The creatures are 'drawn to scale against the outline of the spacecraft,' but if the recipients are supposed to understand foreshortening, they might also expect to see perspective and conceive the craft as being further back, which would make the scale of the manikins minute.

As for the fact that 'the man has his right hand raised in greeting' (the female of the species presumably being less outgoing), not even an earthly Chinese or Indian would be able to correctly interpret this gesture from his own repertory.
The representation of humans is accompanied by a chart: a pattern of lines beside the figures standing for the 14 pulsars of the Milky Way, the whole being designed to locate the sun of our universe.

A second drawing (how are they to know it is not part of the same chart?) 'shows the earth and the other planets in relation to the sun and the path of Pioneer from earth and swinging past Jupiter.' The trajectory, it will be noticed, is endowed with a directional arrowhead; it seems to have escaped the designers that this is a conventional symbol unknown to a race that never had the equivalent of bows and arrows. (Gombrich 1974, 255-8; Gombrich 1982, 150-151).

Gombrich's commentary on this attempt at communication with alien beings highlights the importance of what semioticians call codes. The concept of the 'code' is fundamental in semiotics. Whilst Saussure dealt only with the overall code of language, he did of course stress that signs are not meaningful in isolation, but only when they are interpreted in relation to each other.

It was another linguistic structuralist, Roman Jakobson, who emphasized that the production and interpretation of texts depends upon the existence of codes or conventions for communication (Jakobson 1971). Since the meaning of a sign depends on the code within which it is situated, codes provide a framework within which signs make sense. Indeed, we cannot grant something the status of a sign if it does not function within a code."

You get the idea. Hah, so much for the space drawing... oh well, it must have made the cosmologists launching the spacecraft feel good, or maybe it was done to impress the public?

Well, dear reader, hopefully I have included enough to give you a taste of both semiotics and of Chandler's intro to it.
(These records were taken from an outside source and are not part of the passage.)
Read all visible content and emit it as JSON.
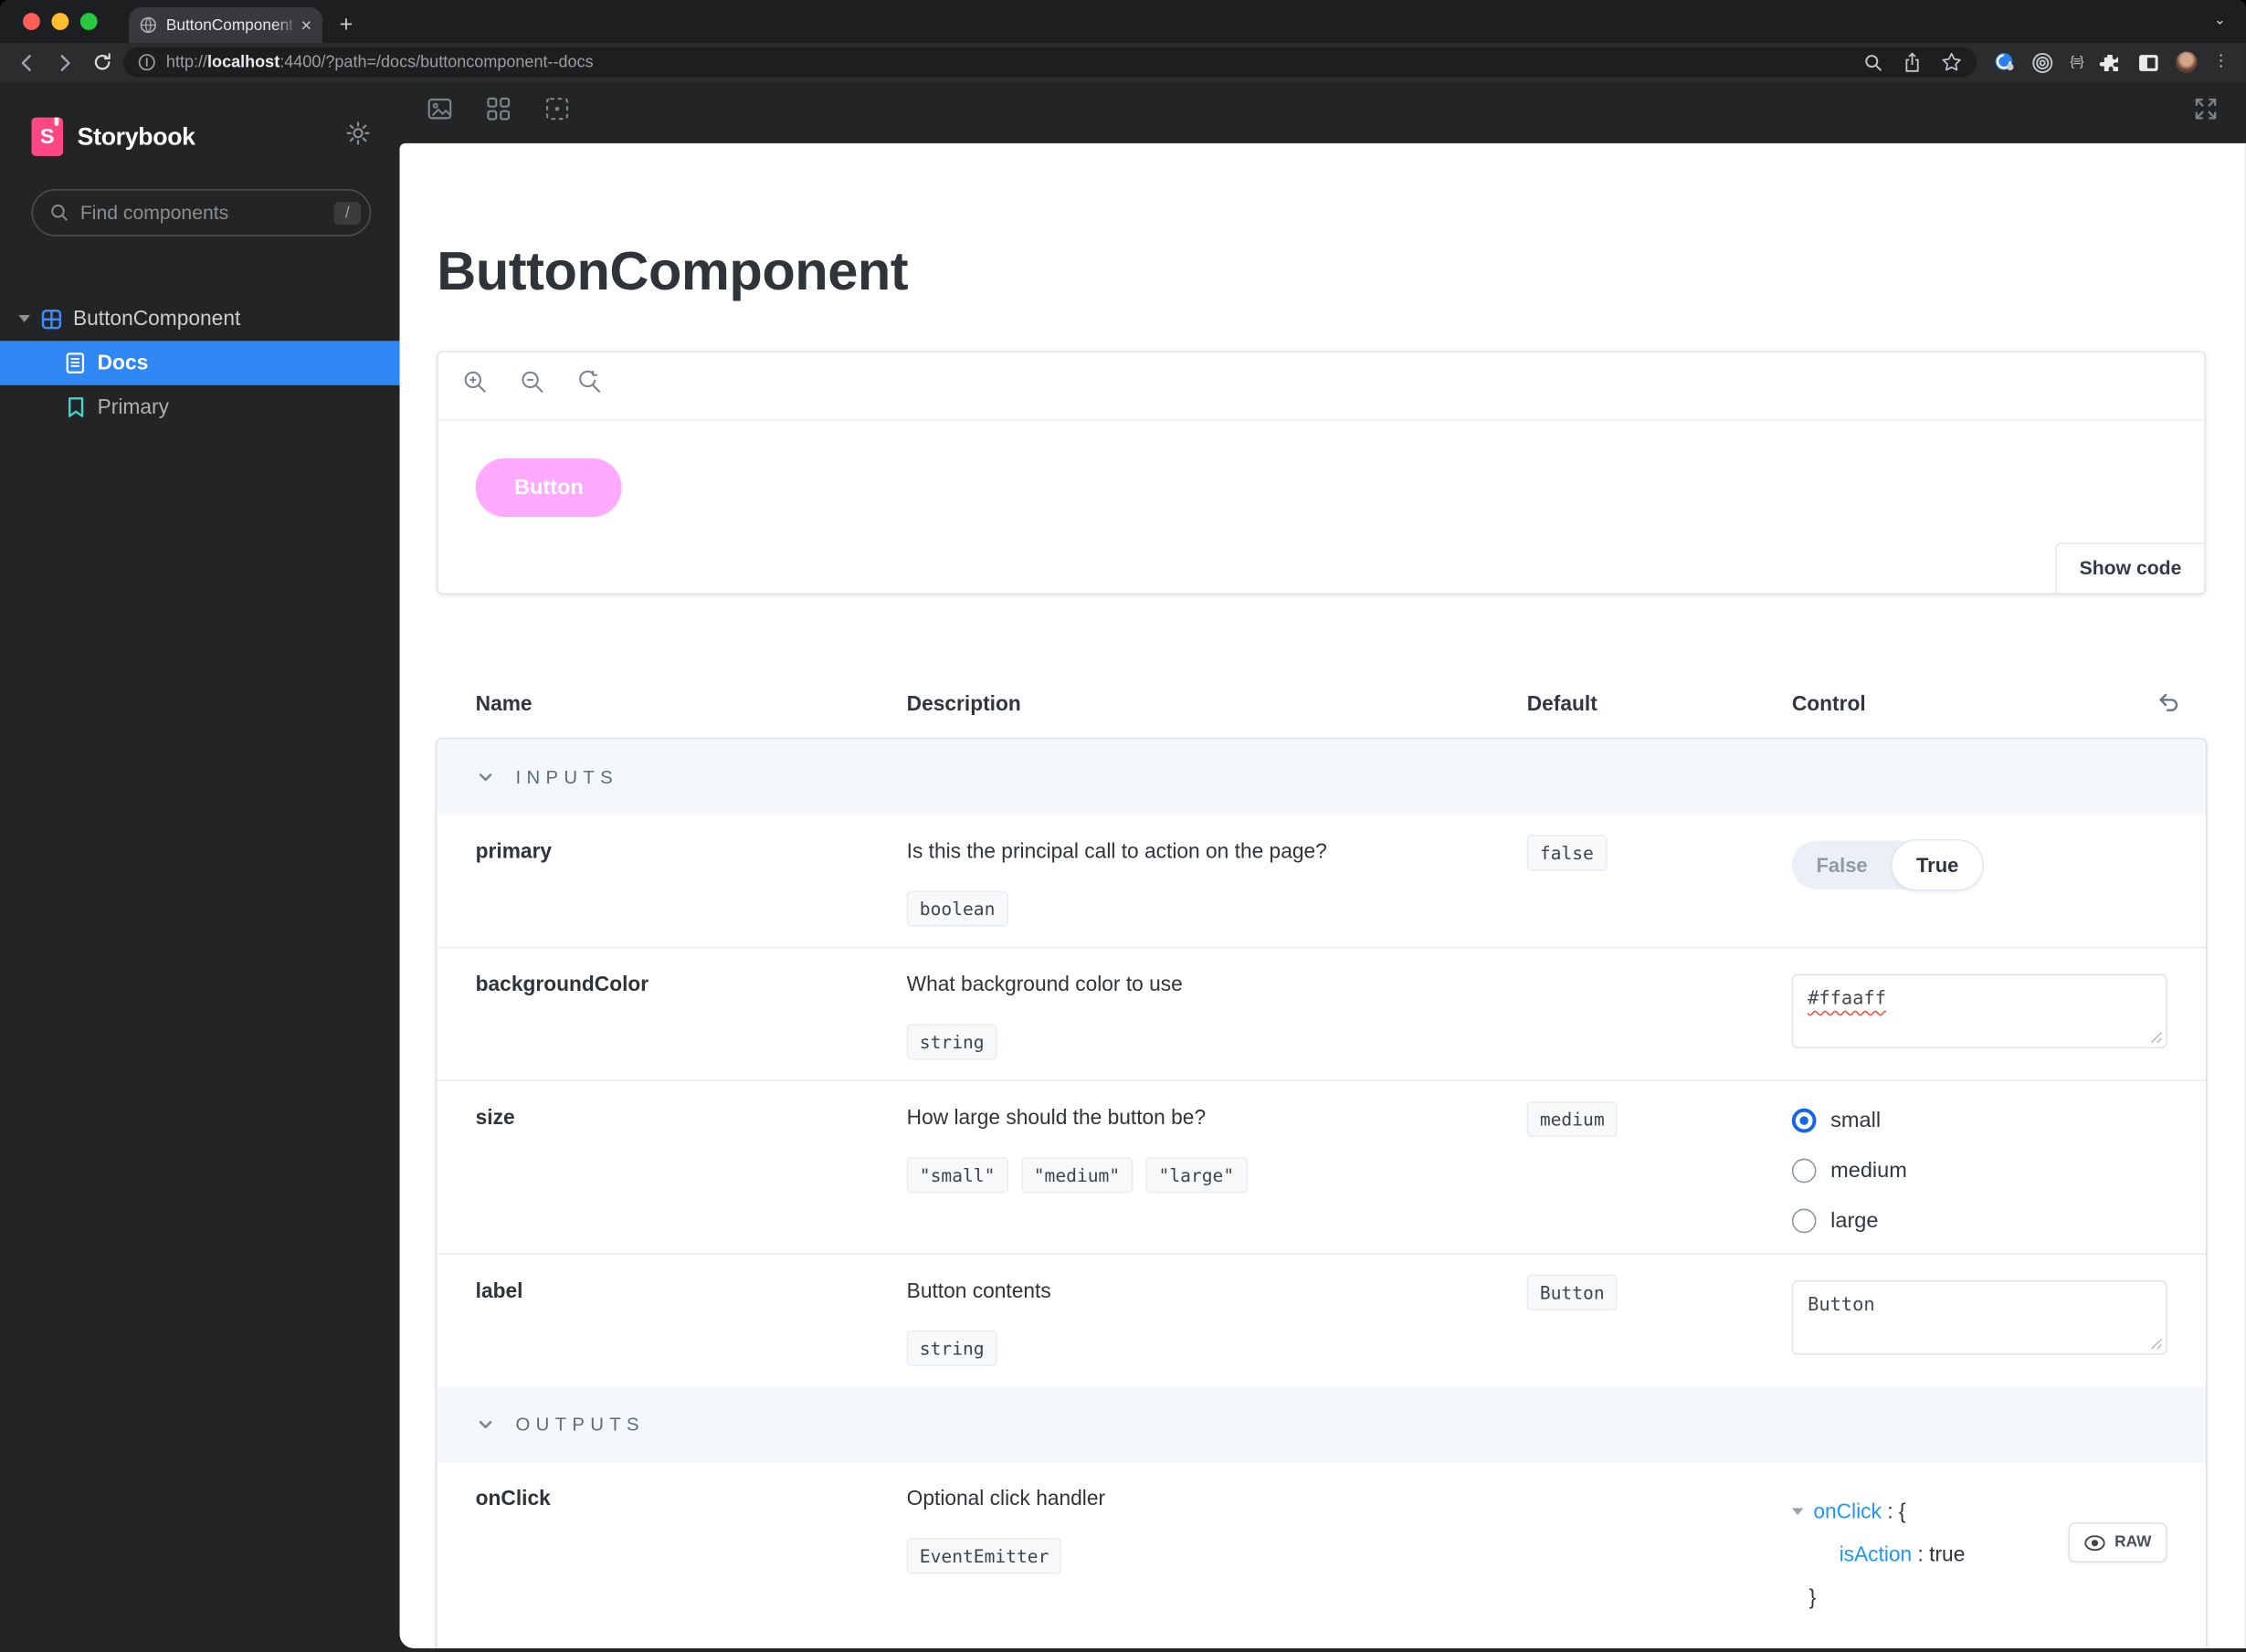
{
  "colors": {
    "brand_pink": "#ff4785",
    "selection_blue": "#2f87f3",
    "object_link_blue": "#2196f3",
    "button_bg": "#ffaaff"
  },
  "browser": {
    "tab_title": "ButtonComponent - Docs · St",
    "close_glyph": "×",
    "new_tab_glyph": "+",
    "tab_chevron": "⌄",
    "url_prefix": "http://",
    "url_host": "localhost",
    "url_rest": ":4400/?path=/docs/buttoncomponent--docs",
    "ext_braces_label": "{≡}",
    "kebab_glyph": "⋮"
  },
  "sidebar": {
    "brand": "Storybook",
    "logo_letter": "S",
    "search": {
      "placeholder": "Find components",
      "shortcut": "/"
    },
    "tree": [
      {
        "label": "ButtonComponent"
      },
      {
        "label": "Docs"
      },
      {
        "label": "Primary"
      }
    ]
  },
  "docs": {
    "title": "ButtonComponent",
    "preview": {
      "button_label": "Button",
      "button_color": "#ffaaff",
      "show_code_label": "Show code"
    },
    "table": {
      "headers": [
        "Name",
        "Description",
        "Default",
        "Control"
      ],
      "sections": [
        {
          "label": "INPUTS",
          "rows": [
            {
              "name": "primary",
              "description": "Is this the principal call to action on the page?",
              "type_chips": [
                "boolean"
              ],
              "default_chip": "false",
              "control": {
                "type": "toggle",
                "off": "False",
                "on": "True",
                "selected": "True"
              }
            },
            {
              "name": "backgroundColor",
              "description": "What background color to use",
              "type_chips": [
                "string"
              ],
              "default_chip": null,
              "control": {
                "type": "text",
                "value": "#ffaaff",
                "misspelled": true
              }
            },
            {
              "name": "size",
              "description": "How large should the button be?",
              "type_chips": [
                "\"small\"",
                "\"medium\"",
                "\"large\""
              ],
              "default_chip": "medium",
              "control": {
                "type": "radio",
                "options": [
                  "small",
                  "medium",
                  "large"
                ],
                "selected": "small"
              }
            },
            {
              "name": "label",
              "description": "Button contents",
              "type_chips": [
                "string"
              ],
              "default_chip": "Button",
              "control": {
                "type": "text",
                "value": "Button",
                "misspelled": false
              }
            }
          ]
        },
        {
          "label": "OUTPUTS",
          "rows": [
            {
              "name": "onClick",
              "description": "Optional click handler",
              "type_chips": [
                "EventEmitter"
              ],
              "default_chip": null,
              "control": {
                "type": "object",
                "key": "onClick",
                "open": "{",
                "prop_key": "isAction",
                "prop_value": "true",
                "close": "}",
                "raw_label": "RAW"
              }
            }
          ]
        }
      ]
    }
  }
}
I do understand if you decide it's all a bit much though, even broken up into simple bits a la Chandler. It is for me, I must admit - I can only handle so much at a time. Still, in my opinion, (but I am no semiotician, mind), this is one of your best bets to lead you into the world of signs. There are some good books discussing content analysis and discourse analysis out there of course, but to me, this work is as far I have found up to now, the most encompassing when it comes to the subject of semiotics in particular.